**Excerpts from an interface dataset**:
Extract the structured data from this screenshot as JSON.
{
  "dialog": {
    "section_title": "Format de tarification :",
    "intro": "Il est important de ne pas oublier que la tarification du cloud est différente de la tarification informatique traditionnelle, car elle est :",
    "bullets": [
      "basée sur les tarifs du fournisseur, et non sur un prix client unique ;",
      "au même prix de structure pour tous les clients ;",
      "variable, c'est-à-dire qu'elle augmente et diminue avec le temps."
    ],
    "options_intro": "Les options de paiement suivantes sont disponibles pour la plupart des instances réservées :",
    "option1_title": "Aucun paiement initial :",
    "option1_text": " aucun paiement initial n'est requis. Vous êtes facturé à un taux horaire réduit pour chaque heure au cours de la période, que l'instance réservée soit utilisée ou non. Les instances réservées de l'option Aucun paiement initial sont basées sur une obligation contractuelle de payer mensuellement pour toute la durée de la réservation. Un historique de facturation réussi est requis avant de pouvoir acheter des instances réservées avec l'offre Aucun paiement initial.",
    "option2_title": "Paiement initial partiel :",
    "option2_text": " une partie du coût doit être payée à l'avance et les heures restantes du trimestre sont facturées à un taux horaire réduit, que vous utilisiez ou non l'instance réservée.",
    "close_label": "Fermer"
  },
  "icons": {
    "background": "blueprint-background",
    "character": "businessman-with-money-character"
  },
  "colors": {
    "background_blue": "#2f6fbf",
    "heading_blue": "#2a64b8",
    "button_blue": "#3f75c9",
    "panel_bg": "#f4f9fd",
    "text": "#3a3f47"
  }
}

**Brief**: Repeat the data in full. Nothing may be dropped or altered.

**Output for this exercise**:
Extract the structured data from this screenshot as JSON.
{
  "dialog": {
    "section_title": "Format de tarification :",
    "intro": "Il est important de ne pas oublier que la tarification du cloud est différente de la tarification informatique traditionnelle, car elle est :",
    "bullets": [
      "basée sur les tarifs du fournisseur, et non sur un prix client unique ;",
      "au même prix de structure pour tous les clients ;",
      "variable, c'est-à-dire qu'elle augmente et diminue avec le temps."
    ],
    "options_intro": "Les options de paiement suivantes sont disponibles pour la plupart des instances réservées :",
    "option1_title": "Aucun paiement initial :",
    "option1_text": " aucun paiement initial n'est requis. Vous êtes facturé à un taux horaire réduit pour chaque heure au cours de la période, que l'instance réservée soit utilisée ou non. Les instances réservées de l'option Aucun paiement initial sont basées sur une obligation contractuelle de payer mensuellement pour toute la durée de la réservation. Un historique de facturation réussi est requis avant de pouvoir acheter des instances réservées avec l'offre Aucun paiement initial.",
    "option2_title": "Paiement initial partiel :",
    "option2_text": " une partie du coût doit être payée à l'avance et les heures restantes du trimestre sont facturées à un taux horaire réduit, que vous utilisiez ou non l'instance réservée.",
    "close_label": "Fermer"
  },
  "icons": {
    "background": "blueprint-background",
    "character": "businessman-with-money-character"
  },
  "colors": {
    "background_blue": "#2f6fbf",
    "heading_blue": "#2a64b8",
    "button_blue": "#3f75c9",
    "panel_bg": "#f4f9fd",
    "text": "#3a3f47"
  }
}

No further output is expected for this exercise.